Epilepsia; ePub 2017 Feb 7; Martin, et al

Monotherapy is common across all racial/ethnic groups of older adults with new-onset epilepsy, older antiepileptic drugs (AEDs) are commonly prescribed, and treatment is frequently delayed, according to a recent study. Researchers conducted retrospective analyses of 2008–2010 Medicare administrative claims for a 5% random sample of beneficiaries augmented for minority representation. They found:

  • Over 1 year of follow-up, 79.6% of 3,706 new epilepsy cases had 1 AED only (77.89% of whites vs 89% of American Indian/Alaska Native [AI/AN]).
  • Quality Indicators of Epilepsy Treatment 6 (QUIET 6) concordance was 94.7% (93.9% for whites to 97.3% of AI/AN).
  • Only 50% received prompt AED therapy (49.6% whites to 53.9% AI/AN).
  • Race/ethnicity was not significantly associated with AED patterns, monotherapy use, or prompt treatment.

Citation:

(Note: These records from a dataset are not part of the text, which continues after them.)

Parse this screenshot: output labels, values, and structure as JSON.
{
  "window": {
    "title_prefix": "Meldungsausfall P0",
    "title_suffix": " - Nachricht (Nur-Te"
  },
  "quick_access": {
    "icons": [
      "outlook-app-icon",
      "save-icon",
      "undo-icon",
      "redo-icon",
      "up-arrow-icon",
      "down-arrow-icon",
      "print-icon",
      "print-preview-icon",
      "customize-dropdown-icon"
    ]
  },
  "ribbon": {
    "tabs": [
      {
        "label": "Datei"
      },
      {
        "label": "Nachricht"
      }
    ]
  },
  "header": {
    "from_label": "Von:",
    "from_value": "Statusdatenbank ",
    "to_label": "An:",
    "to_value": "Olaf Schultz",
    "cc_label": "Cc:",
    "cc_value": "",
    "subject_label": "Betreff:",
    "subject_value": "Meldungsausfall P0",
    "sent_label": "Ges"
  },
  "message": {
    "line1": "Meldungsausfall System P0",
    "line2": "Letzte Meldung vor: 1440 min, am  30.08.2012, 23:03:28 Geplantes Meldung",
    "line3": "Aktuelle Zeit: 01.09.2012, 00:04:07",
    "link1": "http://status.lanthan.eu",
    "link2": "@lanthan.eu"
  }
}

Martin RC, Faught E, Szaflarski JP, et al. What does the U.S. Medicare administrative claims database tell us about initial antiepileptic drug treatment for older adults with new-onset epilepsy? [Published online ahead of print February 7, 2017]. Epilepsia. doi:10.1111/epi.13675.